(EXERCISE)
Every single entry must be restated word for word.
[EXTRACTED MATERIAL]
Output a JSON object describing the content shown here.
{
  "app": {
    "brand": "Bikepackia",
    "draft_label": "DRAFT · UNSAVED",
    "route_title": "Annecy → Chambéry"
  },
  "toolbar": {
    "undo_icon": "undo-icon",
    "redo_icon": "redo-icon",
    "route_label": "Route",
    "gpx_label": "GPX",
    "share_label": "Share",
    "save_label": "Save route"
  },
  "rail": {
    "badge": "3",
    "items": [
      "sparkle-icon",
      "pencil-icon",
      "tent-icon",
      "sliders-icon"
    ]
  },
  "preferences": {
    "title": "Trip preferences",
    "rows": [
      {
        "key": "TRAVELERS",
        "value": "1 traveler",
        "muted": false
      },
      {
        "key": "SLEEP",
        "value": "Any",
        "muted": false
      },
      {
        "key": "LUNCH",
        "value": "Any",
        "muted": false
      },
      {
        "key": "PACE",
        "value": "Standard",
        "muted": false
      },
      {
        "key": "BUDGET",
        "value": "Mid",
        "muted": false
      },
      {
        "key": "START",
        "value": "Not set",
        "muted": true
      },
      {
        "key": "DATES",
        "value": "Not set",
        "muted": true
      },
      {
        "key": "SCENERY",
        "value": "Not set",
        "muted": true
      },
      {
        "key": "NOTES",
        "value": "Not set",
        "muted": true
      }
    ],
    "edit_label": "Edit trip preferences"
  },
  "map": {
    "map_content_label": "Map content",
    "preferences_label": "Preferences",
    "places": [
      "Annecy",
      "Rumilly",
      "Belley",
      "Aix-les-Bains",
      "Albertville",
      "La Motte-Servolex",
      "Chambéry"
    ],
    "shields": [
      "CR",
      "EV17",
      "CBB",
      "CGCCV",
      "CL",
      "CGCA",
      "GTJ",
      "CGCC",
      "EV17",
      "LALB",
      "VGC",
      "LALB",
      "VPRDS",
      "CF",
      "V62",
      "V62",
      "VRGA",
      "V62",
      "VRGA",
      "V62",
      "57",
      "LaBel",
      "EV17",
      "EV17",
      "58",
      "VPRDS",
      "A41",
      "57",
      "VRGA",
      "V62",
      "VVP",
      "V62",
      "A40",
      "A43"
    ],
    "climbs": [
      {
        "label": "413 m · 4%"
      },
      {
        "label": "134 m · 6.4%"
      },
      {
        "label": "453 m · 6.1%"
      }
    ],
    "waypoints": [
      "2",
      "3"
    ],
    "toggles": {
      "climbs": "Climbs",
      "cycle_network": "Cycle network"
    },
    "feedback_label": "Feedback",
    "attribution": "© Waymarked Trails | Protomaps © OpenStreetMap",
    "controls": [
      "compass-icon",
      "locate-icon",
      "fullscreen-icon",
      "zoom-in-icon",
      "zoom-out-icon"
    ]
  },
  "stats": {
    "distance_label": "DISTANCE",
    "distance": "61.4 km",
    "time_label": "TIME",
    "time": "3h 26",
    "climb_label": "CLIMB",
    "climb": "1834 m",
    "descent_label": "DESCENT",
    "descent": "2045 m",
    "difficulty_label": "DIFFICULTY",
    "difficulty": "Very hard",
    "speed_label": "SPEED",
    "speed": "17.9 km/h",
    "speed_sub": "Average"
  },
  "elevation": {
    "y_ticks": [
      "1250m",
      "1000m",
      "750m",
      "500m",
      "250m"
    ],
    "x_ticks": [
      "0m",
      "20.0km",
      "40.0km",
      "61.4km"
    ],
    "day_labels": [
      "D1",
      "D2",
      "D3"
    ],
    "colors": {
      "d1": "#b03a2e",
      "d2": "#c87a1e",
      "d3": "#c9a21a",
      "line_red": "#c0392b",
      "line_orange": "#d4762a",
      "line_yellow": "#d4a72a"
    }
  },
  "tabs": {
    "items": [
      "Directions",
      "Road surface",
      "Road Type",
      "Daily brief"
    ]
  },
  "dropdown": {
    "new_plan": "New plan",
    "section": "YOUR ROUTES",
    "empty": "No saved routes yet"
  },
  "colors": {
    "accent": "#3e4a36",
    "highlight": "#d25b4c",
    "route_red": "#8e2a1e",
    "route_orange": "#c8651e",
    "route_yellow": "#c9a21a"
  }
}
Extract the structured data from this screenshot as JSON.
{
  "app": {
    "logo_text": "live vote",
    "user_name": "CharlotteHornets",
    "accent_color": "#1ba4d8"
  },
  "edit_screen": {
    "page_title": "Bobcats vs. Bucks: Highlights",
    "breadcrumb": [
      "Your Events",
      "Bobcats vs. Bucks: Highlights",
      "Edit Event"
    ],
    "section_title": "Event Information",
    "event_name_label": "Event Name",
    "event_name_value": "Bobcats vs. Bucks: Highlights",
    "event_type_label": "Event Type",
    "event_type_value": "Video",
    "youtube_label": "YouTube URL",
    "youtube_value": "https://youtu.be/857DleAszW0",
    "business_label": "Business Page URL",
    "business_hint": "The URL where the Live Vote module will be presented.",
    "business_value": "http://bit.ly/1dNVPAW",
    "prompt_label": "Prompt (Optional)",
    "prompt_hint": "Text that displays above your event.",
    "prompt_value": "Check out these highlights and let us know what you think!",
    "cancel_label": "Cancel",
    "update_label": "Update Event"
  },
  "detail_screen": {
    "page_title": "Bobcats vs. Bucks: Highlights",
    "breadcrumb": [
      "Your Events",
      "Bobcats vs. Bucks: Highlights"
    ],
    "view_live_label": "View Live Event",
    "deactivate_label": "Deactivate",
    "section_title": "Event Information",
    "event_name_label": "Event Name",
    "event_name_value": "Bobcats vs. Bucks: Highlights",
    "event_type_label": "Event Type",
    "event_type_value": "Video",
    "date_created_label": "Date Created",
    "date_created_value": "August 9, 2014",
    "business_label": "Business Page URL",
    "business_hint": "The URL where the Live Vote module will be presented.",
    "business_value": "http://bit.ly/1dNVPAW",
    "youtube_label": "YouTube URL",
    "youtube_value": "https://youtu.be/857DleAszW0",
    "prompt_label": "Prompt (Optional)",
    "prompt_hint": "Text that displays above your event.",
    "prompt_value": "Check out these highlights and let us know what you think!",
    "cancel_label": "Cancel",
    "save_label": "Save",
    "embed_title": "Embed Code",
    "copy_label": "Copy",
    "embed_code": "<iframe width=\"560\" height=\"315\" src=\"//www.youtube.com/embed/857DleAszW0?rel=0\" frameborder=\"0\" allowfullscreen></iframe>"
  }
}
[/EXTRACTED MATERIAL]
(RESPONSE TO THIS TASK)
Output a JSON object describing the content shown here.
{
  "app": {
    "brand": "Bikepackia",
    "draft_label": "DRAFT · UNSAVED",
    "route_title": "Annecy → Chambéry"
  },
  "toolbar": {
    "undo_icon": "undo-icon",
    "redo_icon": "redo-icon",
    "route_label": "Route",
    "gpx_label": "GPX",
    "share_label": "Share",
    "save_label": "Save route"
  },
  "rail": {
    "badge": "3",
    "items": [
      "sparkle-icon",
      "pencil-icon",
      "tent-icon",
      "sliders-icon"
    ]
  },
  "preferences": {
    "title": "Trip preferences",
    "rows": [
      {
        "key": "TRAVELERS",
        "value": "1 traveler",
        "muted": false
      },
      {
        "key": "SLEEP",
        "value": "Any",
        "muted": false
      },
      {
        "key": "LUNCH",
        "value": "Any",
        "muted": false
      },
      {
        "key": "PACE",
        "value": "Standard",
        "muted": false
      },
      {
        "key": "BUDGET",
        "value": "Mid",
        "muted": false
      },
      {
        "key": "START",
        "value": "Not set",
        "muted": true
      },
      {
        "key": "DATES",
        "value": "Not set",
        "muted": true
      },
      {
        "key": "SCENERY",
        "value": "Not set",
        "muted": true
      },
      {
        "key": "NOTES",
        "value": "Not set",
        "muted": true
      }
    ],
    "edit_label": "Edit trip preferences"
  },
  "map": {
    "map_content_label": "Map content",
    "preferences_label": "Preferences",
    "places": [
      "Annecy",
      "Rumilly",
      "Belley",
      "Aix-les-Bains",
      "Albertville",
      "La Motte-Servolex",
      "Chambéry"
    ],
    "shields": [
      "CR",
      "EV17",
      "CBB",
      "CGCCV",
      "CL",
      "CGCA",
      "GTJ",
      "CGCC",
      "EV17",
      "LALB",
      "VGC",
      "LALB",
      "VPRDS",
      "CF",
      "V62",
      "V62",
      "VRGA",
      "V62",
      "VRGA",
      "V62",
      "57",
      "LaBel",
      "EV17",
      "EV17",
      "58",
      "VPRDS",
      "A41",
      "57",
      "VRGA",
      "V62",
      "VVP",
      "V62",
      "A40",
      "A43"
    ],
    "climbs": [
      {
        "label": "413 m · 4%"
      },
      {
        "label": "134 m · 6.4%"
      },
      {
        "label": "453 m · 6.1%"
      }
    ],
    "waypoints": [
      "2",
      "3"
    ],
    "toggles": {
      "climbs": "Climbs",
      "cycle_network": "Cycle network"
    },
    "feedback_label": "Feedback",
    "attribution": "© Waymarked Trails | Protomaps © OpenStreetMap",
    "controls": [
      "compass-icon",
      "locate-icon",
      "fullscreen-icon",
      "zoom-in-icon",
      "zoom-out-icon"
    ]
  },
  "stats": {
    "distance_label": "DISTANCE",
    "distance": "61.4 km",
    "time_label": "TIME",
    "time": "3h 26",
    "climb_label": "CLIMB",
    "climb": "1834 m",
    "descent_label": "DESCENT",
    "descent": "2045 m",
    "difficulty_label": "DIFFICULTY",
    "difficulty": "Very hard",
    "speed_label": "SPEED",
    "speed": "17.9 km/h",
    "speed_sub": "Average"
  },
  "elevation": {
    "y_ticks": [
      "1250m",
      "1000m",
      "750m",
      "500m",
      "250m"
    ],
    "x_ticks": [
      "0m",
      "20.0km",
      "40.0km",
      "61.4km"
    ],
    "day_labels": [
      "D1",
      "D2",
      "D3"
    ],
    "colors": {
      "d1": "#b03a2e",
      "d2": "#c87a1e",
      "d3": "#c9a21a",
      "line_red": "#c0392b",
      "line_orange": "#d4762a",
      "line_yellow": "#d4a72a"
    }
  },
  "tabs": {
    "items": [
      "Directions",
      "Road surface",
      "Road Type",
      "Daily brief"
    ]
  },
  "dropdown": {
    "new_plan": "New plan",
    "section": "YOUR ROUTES",
    "empty": "No saved routes yet"
  },
  "colors": {
    "accent": "#3e4a36",
    "highlight": "#d25b4c",
    "route_red": "#8e2a1e",
    "route_orange": "#c8651e",
    "route_yellow": "#c9a21a"
  }
}
Extract the structured data from this screenshot as JSON.
{
  "app": {
    "logo_text": "live vote",
    "user_name": "CharlotteHornets",
    "accent_color": "#1ba4d8"
  },
  "edit_screen": {
    "page_title": "Bobcats vs. Bucks: Highlights",
    "breadcrumb": [
      "Your Events",
      "Bobcats vs. Bucks: Highlights",
      "Edit Event"
    ],
    "section_title": "Event Information",
    "event_name_label": "Event Name",
    "event_name_value": "Bobcats vs. Bucks: Highlights",
    "event_type_label": "Event Type",
    "event_type_value": "Video",
    "youtube_label": "YouTube URL",
    "youtube_value": "https://youtu.be/857DleAszW0",
    "business_label": "Business Page URL",
    "business_hint": "The URL where the Live Vote module will be presented.",
    "business_value": "http://bit.ly/1dNVPAW",
    "prompt_label": "Prompt (Optional)",
    "prompt_hint": "Text that displays above your event.",
    "prompt_value": "Check out these highlights and let us know what you think!",
    "cancel_label": "Cancel",
    "update_label": "Update Event"
  },
  "detail_screen": {
    "page_title": "Bobcats vs. Bucks: Highlights",
    "breadcrumb": [
      "Your Events",
      "Bobcats vs. Bucks: Highlights"
    ],
    "view_live_label": "View Live Event",
    "deactivate_label": "Deactivate",
    "section_title": "Event Information",
    "event_name_label": "Event Name",
    "event_name_value": "Bobcats vs. Bucks: Highlights",
    "event_type_label": "Event Type",
    "event_type_value": "Video",
    "date_created_label": "Date Created",
    "date_created_value": "August 9, 2014",
    "business_label": "Business Page URL",
    "business_hint": "The URL where the Live Vote module will be presented.",
    "business_value": "http://bit.ly/1dNVPAW",
    "youtube_label": "YouTube URL",
    "youtube_value": "https://youtu.be/857DleAszW0",
    "prompt_label": "Prompt (Optional)",
    "prompt_hint": "Text that displays above your event.",
    "prompt_value": "Check out these highlights and let us know what you think!",
    "cancel_label": "Cancel",
    "save_label": "Save",
    "embed_title": "Embed Code",
    "copy_label": "Copy",
    "embed_code": "<iframe width=\"560\" height=\"315\" src=\"//www.youtube.com/embed/857DleAszW0?rel=0\" frameborder=\"0\" allowfullscreen></iframe>"
  }
}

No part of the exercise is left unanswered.